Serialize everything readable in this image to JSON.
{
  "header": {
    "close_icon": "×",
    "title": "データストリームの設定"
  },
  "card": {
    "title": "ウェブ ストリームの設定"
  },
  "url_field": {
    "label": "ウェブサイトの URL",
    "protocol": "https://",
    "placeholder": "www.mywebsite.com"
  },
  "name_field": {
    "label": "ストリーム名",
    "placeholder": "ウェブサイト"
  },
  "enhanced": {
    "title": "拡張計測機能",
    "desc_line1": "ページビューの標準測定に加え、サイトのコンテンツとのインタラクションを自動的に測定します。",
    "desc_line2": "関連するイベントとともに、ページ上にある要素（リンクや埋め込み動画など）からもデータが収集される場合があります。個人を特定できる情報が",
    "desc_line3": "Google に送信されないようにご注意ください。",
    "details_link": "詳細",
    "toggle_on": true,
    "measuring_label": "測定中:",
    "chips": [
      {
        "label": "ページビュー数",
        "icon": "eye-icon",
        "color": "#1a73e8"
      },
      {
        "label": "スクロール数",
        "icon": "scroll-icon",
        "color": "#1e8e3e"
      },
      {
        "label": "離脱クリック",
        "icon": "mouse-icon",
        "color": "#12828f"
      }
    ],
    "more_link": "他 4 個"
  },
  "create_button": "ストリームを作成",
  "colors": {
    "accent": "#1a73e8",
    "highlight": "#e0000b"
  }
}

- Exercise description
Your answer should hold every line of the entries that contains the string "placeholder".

- Solution for this exercise
    "placeholder": "www.mywebsite.com"
    "placeholder": "ウェブサイト"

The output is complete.